            Theft attempt? perhaps. Change of mind? Perhaps.

            Urine smell? Can't say I've had that experience.
            Sulfur smell of pork gone bad via a cryovac grocery buy?
            Oh hellz to the yes.

            And no, it's not nor should be typical of any meat. Pork or any other.

            BTDT.

            1 Reply
            1. re: jjjrfoodie

              I really don't know; over the course of a year, I bought 3 different cuts from 3 different local supermarkets. On different occasions, I ordered sliced shoulder, shoulder and ribs and they all had this smell. Even bought pork (pernil) from a local spanish restuarant and it had this off smell. I think the local stores are using uncut male pigs for their cuts to keep the prices for their pork down and desirable.

            2. I 've experienced urine odor w/ grass-fed beef, supposedly due to high uric acid content in pasture. I know the feeding habits of pigs differ, but wondering re connection ?

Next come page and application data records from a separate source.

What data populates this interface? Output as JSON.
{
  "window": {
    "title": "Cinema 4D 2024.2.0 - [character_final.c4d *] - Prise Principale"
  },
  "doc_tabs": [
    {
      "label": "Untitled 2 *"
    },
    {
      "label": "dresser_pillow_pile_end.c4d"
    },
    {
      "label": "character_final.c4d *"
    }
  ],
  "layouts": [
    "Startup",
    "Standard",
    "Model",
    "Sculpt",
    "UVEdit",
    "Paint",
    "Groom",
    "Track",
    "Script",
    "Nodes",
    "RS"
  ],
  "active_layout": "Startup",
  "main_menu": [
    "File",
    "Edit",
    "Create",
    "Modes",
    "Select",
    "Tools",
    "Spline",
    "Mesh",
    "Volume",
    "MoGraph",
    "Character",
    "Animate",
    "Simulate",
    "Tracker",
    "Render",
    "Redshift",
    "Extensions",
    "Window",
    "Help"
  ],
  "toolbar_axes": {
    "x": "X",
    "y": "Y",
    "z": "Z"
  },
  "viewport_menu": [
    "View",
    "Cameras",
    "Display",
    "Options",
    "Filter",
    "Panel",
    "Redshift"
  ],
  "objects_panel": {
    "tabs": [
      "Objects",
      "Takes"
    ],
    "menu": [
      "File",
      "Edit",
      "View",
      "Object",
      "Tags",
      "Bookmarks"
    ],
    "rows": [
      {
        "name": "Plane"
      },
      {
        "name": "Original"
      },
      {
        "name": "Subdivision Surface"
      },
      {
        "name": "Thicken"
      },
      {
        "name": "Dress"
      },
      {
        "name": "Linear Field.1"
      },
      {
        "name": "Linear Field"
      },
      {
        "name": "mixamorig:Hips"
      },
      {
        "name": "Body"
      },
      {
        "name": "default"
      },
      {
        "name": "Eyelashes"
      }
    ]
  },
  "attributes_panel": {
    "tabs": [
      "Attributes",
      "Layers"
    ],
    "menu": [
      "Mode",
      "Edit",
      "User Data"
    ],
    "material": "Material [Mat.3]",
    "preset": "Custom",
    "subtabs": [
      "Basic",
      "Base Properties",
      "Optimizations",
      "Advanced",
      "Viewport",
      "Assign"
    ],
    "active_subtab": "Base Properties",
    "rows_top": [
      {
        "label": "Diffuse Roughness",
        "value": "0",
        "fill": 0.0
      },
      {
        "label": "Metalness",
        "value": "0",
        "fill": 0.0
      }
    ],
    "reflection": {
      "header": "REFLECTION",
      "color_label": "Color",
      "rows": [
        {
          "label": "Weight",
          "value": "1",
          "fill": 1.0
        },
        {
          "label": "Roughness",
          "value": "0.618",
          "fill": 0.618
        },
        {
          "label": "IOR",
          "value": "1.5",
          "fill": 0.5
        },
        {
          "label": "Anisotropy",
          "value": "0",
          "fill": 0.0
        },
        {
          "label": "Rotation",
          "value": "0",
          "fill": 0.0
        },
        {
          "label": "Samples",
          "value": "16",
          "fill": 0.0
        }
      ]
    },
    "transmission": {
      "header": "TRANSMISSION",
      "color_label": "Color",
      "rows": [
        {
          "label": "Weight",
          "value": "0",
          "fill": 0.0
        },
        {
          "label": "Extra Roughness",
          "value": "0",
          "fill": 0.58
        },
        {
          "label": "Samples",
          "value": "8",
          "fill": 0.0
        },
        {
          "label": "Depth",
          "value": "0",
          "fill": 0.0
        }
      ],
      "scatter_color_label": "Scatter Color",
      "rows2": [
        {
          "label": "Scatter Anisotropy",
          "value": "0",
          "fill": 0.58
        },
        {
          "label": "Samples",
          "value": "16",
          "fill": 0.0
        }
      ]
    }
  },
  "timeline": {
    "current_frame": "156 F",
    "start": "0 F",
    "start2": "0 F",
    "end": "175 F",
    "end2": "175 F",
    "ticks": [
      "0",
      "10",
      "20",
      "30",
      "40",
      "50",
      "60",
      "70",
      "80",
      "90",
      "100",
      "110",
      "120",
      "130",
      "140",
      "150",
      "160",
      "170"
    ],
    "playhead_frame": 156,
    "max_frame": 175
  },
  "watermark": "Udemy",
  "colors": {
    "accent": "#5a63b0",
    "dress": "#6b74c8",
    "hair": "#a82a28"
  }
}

              2 Replies
              1. re: thatswhatiwant

                I think it's a matter of what gender the pig is, or general mishandling. Apparently sows are the preferred pigs to use because males produce hormones that make the meat smelly.

                1. re: 7speter

                  Generalizing now: Your basic 'pig' is either a sow or a 'fixed' boar. The males are 'fixed' in large commercial operations when they are a few days old. Unfixed 'boars' do not 'do play well with others' and their average daily weight gain isn't comparable to fixed boars or sows.
                  Your average small pig farmer will not keep more than one unfixed boar in the same field/s.
                  You might have bought some meat from an old boar past his prime. They do stink and nothing will effectively remove the 'off' flavor of the meat. Same with an old ram or bull.
                  If you want tasty pig meat find a local small producer and buy a whole new born pig and keep an eye on this pig by confirming it's tattoo on it's ear when yo drop by every month.
                  As to the best age to slaughter that depends on a number of factors:http://www.thepigsite.com/forums/show...

              2. OP - what type of meat do you normally prepare?

                The comments about consistent urine smelling meat is a bit concerning. To me there might be a pattern.

                I've never experience urine smelling meat with cryogvac meat. Actually never at all. Are we talking ammonia smells?

                1. I have raised hogs and love the meat. I think that I have noticed the same smell and believe that the smell is likely from co2 that is added when the meat is cryo-vaced. I usually rinse the meat. If the smell is just to strong I toss the meat. I can't bring myself to use it.

                  The smell of boar is different. I find that most people don't know what I'm talking about when I say, "the smell of boar". I usually notice it most when I fry bacon. I toss the bacon at that point.